PROVIDED MATERIAL Block Start
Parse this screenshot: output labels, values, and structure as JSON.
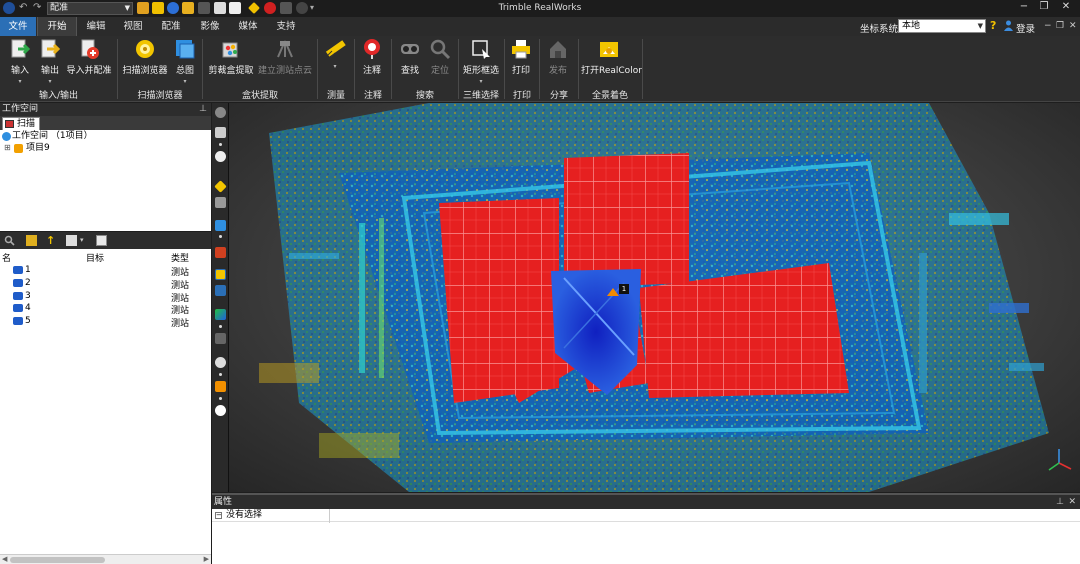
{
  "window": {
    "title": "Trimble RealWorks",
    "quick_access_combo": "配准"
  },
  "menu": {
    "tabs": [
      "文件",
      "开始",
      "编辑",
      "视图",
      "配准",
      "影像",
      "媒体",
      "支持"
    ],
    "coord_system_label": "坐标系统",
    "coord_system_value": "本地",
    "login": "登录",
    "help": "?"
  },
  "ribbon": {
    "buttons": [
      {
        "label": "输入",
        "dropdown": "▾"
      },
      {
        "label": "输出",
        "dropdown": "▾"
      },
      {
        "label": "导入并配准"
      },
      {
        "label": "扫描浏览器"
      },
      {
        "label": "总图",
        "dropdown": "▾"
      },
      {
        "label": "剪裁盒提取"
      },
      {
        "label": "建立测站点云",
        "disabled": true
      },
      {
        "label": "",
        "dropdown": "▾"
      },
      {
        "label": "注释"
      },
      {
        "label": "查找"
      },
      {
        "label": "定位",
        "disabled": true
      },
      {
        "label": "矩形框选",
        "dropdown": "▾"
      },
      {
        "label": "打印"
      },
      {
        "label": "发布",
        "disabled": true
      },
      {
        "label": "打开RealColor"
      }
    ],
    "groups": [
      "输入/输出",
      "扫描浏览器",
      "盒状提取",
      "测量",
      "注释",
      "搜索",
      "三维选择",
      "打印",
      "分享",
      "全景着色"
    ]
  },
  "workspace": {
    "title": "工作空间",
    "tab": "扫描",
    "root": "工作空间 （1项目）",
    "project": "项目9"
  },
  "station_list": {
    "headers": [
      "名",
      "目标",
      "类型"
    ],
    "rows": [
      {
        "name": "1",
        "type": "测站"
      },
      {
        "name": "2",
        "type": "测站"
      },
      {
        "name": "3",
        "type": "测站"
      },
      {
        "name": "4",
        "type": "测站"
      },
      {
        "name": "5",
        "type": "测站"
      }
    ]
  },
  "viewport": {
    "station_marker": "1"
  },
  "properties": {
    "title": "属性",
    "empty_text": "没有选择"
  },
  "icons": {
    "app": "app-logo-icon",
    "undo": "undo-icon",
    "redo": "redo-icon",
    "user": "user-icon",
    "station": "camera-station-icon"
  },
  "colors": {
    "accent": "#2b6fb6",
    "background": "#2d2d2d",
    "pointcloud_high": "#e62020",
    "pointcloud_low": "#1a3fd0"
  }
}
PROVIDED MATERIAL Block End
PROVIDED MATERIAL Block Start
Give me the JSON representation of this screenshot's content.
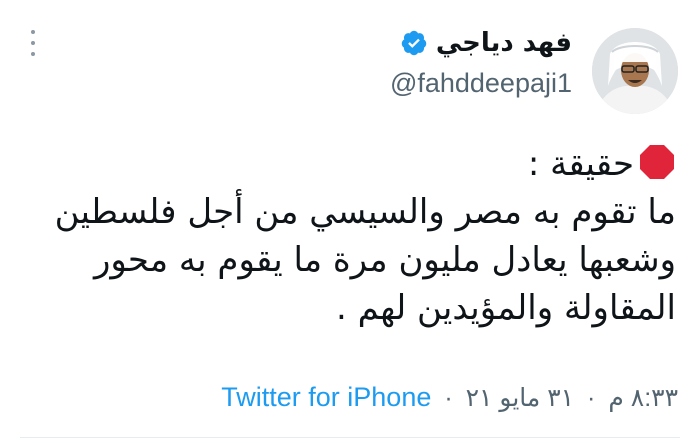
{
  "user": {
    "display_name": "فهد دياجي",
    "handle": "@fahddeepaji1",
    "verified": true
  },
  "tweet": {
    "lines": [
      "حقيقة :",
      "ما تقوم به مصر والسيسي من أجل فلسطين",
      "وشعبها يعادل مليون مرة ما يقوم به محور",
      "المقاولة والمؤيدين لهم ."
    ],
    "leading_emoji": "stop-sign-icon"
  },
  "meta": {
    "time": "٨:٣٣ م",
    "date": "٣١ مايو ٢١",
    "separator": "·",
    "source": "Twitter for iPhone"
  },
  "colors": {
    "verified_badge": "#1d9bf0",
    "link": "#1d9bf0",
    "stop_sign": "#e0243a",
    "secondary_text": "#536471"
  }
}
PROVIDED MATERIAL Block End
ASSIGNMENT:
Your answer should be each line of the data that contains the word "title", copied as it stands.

OUTPUT:
    "title": "Trimble RealWorks",
    "title": "工作空间",
    "title": "属性",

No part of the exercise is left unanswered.